Dataset rows describing interfaces
■ ■ ■ ■ ■ ■ ■

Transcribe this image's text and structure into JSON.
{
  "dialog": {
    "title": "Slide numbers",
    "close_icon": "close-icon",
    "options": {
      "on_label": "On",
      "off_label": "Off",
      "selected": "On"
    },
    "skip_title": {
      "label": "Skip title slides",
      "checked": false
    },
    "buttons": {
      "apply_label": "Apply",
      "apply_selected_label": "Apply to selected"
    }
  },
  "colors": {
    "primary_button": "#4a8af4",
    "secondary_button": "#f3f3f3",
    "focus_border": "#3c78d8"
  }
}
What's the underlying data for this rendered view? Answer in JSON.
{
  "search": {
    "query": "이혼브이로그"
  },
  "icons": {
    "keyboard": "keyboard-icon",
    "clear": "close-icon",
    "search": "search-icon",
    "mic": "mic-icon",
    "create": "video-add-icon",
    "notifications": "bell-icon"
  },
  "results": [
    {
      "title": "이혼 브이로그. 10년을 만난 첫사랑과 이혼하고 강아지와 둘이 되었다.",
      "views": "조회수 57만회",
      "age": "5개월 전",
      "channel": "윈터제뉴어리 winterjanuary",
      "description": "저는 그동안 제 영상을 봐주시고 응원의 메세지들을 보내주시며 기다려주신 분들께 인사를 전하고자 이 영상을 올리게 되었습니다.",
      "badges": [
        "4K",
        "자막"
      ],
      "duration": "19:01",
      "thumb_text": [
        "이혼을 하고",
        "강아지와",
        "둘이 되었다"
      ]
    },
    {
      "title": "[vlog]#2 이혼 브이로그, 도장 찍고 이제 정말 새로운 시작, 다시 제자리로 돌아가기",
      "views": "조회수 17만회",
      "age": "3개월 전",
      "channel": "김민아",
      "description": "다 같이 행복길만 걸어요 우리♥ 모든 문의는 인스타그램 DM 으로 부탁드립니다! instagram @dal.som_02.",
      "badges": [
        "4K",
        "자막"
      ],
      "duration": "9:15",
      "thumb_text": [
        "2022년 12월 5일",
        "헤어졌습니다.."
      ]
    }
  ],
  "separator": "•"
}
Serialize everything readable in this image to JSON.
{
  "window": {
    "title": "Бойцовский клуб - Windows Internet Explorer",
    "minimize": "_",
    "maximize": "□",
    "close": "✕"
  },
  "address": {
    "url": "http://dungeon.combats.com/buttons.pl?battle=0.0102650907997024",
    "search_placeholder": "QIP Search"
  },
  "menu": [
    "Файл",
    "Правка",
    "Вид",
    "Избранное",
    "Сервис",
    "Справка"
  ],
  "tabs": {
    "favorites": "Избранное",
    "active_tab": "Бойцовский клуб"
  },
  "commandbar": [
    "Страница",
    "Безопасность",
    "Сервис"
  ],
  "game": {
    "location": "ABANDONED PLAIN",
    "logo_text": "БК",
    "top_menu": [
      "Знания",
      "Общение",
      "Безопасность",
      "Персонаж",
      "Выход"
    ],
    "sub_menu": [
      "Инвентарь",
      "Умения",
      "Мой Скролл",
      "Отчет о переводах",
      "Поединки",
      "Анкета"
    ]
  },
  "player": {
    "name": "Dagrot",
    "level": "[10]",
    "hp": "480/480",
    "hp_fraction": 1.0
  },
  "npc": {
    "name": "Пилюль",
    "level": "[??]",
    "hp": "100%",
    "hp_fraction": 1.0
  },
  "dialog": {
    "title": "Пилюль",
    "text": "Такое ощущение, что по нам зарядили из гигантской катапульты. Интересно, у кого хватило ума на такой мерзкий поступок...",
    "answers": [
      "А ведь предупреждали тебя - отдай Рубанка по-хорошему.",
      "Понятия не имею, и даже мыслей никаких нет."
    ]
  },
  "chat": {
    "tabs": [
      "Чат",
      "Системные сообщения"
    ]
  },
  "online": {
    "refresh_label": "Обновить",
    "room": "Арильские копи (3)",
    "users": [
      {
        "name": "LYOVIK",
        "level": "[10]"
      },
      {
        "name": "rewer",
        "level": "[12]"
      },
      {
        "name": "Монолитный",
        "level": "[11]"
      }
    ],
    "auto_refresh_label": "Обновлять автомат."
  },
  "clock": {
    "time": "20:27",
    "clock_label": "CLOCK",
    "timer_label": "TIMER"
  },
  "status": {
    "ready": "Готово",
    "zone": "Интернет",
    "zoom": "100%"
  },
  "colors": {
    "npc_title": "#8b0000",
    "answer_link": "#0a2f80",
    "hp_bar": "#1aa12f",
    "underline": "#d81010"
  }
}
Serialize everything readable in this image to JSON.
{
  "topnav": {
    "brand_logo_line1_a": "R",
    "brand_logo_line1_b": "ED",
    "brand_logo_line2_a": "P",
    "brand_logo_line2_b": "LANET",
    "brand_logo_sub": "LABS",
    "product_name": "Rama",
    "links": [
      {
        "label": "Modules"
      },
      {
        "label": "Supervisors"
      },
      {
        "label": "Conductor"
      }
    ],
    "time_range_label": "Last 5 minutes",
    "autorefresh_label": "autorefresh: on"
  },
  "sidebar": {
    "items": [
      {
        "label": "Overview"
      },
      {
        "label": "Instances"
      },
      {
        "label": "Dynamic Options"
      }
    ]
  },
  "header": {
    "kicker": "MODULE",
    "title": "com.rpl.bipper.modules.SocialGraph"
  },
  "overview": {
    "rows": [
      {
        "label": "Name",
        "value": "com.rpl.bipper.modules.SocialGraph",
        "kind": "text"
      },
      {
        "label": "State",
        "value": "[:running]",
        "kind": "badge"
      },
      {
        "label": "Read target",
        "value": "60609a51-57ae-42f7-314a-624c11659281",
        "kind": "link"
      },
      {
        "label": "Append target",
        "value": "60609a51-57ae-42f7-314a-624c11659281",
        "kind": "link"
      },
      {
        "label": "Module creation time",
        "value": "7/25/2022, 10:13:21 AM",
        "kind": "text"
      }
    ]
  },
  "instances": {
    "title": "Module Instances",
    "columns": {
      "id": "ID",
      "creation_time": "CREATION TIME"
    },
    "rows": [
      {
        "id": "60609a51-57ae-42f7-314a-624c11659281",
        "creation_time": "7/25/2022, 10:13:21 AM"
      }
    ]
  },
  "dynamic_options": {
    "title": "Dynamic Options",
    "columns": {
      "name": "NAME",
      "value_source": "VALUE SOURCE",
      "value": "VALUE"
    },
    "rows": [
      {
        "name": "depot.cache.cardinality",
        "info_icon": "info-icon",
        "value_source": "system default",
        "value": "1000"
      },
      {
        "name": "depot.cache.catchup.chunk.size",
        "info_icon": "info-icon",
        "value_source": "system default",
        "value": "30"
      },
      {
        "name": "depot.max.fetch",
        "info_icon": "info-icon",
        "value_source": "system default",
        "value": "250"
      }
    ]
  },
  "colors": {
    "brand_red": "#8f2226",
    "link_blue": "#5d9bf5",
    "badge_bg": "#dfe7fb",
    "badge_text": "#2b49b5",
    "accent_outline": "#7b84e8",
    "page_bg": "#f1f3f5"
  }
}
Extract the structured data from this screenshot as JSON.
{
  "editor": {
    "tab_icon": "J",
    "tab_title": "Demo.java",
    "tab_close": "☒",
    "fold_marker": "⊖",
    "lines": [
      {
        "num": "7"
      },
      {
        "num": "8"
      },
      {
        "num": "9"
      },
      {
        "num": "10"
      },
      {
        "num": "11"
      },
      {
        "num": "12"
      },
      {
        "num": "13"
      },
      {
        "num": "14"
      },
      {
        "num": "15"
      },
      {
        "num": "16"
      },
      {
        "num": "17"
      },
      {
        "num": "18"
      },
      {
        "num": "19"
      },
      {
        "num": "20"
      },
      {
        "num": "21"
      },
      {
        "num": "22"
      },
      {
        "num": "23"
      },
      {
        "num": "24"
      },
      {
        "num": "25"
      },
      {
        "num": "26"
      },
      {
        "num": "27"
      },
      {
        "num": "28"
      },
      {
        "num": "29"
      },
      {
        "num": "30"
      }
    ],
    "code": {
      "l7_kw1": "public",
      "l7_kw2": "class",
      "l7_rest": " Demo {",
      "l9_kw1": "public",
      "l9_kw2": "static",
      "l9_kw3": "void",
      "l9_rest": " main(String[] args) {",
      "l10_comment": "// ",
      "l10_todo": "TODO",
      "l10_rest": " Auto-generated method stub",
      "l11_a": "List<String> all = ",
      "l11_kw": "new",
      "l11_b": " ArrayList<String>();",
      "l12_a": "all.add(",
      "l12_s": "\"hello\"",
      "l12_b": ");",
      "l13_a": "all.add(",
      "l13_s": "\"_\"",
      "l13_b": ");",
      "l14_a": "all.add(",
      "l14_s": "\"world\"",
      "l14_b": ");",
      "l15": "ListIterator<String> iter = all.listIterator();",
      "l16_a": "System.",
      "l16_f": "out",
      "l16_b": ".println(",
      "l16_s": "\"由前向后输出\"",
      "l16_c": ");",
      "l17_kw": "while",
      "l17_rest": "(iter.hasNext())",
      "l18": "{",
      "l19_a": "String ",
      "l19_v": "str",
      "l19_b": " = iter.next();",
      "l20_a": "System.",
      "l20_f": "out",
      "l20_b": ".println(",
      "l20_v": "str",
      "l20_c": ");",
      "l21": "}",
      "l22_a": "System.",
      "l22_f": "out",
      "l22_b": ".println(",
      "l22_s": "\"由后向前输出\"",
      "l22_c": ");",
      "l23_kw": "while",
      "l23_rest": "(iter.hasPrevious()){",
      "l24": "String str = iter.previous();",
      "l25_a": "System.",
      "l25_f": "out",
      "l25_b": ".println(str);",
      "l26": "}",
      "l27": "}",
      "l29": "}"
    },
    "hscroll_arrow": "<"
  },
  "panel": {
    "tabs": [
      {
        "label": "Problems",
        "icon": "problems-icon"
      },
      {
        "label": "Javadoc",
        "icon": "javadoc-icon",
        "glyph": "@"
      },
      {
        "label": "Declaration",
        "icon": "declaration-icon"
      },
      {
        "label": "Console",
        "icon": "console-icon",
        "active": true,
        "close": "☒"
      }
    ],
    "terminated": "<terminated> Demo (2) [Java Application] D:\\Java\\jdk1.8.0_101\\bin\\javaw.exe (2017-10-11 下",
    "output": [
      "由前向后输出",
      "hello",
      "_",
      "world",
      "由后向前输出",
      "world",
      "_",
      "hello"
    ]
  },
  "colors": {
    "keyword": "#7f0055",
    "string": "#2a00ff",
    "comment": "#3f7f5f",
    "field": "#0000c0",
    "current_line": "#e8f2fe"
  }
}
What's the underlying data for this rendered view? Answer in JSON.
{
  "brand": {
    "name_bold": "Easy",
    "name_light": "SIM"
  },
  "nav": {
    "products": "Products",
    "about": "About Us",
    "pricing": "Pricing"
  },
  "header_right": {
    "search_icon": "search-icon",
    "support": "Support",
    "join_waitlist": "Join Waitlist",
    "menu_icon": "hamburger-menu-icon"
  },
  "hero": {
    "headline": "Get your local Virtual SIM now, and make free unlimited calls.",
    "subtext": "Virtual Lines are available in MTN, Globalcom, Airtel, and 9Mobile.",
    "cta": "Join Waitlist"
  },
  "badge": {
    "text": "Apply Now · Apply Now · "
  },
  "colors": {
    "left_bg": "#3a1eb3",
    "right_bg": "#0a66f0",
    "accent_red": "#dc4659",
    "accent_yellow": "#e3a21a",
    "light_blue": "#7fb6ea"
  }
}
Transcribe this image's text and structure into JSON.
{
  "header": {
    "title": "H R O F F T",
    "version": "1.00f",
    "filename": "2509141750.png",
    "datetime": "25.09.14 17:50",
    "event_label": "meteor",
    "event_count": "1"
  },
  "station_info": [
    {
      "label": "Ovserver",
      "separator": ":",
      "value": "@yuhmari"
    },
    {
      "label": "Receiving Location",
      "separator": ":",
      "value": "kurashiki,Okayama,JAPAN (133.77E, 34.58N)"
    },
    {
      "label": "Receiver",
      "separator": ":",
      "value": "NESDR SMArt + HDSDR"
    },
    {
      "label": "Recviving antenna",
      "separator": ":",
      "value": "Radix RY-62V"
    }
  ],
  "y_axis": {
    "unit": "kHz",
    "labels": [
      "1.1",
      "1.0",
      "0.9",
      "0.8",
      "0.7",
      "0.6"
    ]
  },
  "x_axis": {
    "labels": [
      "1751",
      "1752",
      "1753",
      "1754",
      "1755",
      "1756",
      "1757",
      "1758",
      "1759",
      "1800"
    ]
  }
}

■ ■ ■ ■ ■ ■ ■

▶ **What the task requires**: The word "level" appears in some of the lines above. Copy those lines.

▶ **Solution to this exercise**:
    "level": "[10]",
    "level": "[??]",
        "level": "[10]"
        "level": "[12]"
        "level": "[11]"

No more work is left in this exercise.